* How to complete this task
A faithful copy of the entries is required, with no images in it.

Start of Block

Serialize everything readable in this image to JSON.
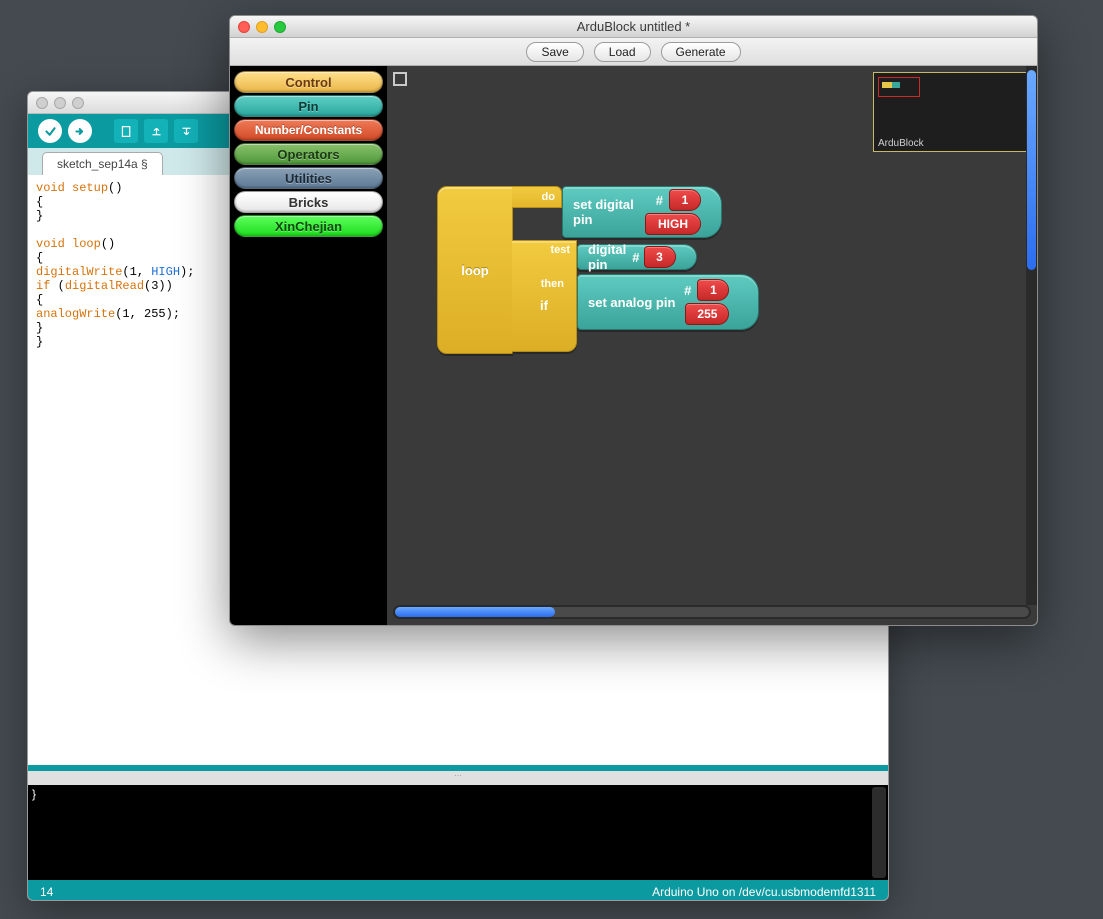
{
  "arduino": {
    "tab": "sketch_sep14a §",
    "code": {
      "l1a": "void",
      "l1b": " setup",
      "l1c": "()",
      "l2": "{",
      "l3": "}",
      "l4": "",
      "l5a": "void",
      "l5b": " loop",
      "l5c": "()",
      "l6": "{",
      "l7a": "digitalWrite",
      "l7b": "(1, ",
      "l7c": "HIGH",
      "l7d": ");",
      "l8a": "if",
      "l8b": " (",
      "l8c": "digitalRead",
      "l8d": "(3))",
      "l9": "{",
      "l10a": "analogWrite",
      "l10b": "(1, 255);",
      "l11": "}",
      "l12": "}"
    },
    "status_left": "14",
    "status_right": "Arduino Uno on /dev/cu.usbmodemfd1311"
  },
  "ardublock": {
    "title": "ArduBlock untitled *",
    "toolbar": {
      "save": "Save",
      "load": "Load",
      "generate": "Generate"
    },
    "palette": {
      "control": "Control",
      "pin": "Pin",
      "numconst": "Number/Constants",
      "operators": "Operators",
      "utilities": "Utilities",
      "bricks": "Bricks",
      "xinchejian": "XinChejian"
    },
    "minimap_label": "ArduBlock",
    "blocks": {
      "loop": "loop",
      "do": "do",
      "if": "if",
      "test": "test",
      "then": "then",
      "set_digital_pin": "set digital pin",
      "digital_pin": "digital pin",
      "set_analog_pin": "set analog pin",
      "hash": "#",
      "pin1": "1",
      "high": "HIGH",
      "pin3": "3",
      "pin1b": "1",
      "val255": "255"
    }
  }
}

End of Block

* Answer space
Serialize everything readable in this image to JSON.
{
  "arduino": {
    "tab": "sketch_sep14a §",
    "code": {
      "l1a": "void",
      "l1b": " setup",
      "l1c": "()",
      "l2": "{",
      "l3": "}",
      "l4": "",
      "l5a": "void",
      "l5b": " loop",
      "l5c": "()",
      "l6": "{",
      "l7a": "digitalWrite",
      "l7b": "(1, ",
      "l7c": "HIGH",
      "l7d": ");",
      "l8a": "if",
      "l8b": " (",
      "l8c": "digitalRead",
      "l8d": "(3))",
      "l9": "{",
      "l10a": "analogWrite",
      "l10b": "(1, 255);",
      "l11": "}",
      "l12": "}"
    },
    "status_left": "14",
    "status_right": "Arduino Uno on /dev/cu.usbmodemfd1311"
  },
  "ardublock": {
    "title": "ArduBlock untitled *",
    "toolbar": {
      "save": "Save",
      "load": "Load",
      "generate": "Generate"
    },
    "palette": {
      "control": "Control",
      "pin": "Pin",
      "numconst": "Number/Constants",
      "operators": "Operators",
      "utilities": "Utilities",
      "bricks": "Bricks",
      "xinchejian": "XinChejian"
    },
    "minimap_label": "ArduBlock",
    "blocks": {
      "loop": "loop",
      "do": "do",
      "if": "if",
      "test": "test",
      "then": "then",
      "set_digital_pin": "set digital pin",
      "digital_pin": "digital pin",
      "set_analog_pin": "set analog pin",
      "hash": "#",
      "pin1": "1",
      "high": "HIGH",
      "pin3": "3",
      "pin1b": "1",
      "val255": "255"
    }
  }
}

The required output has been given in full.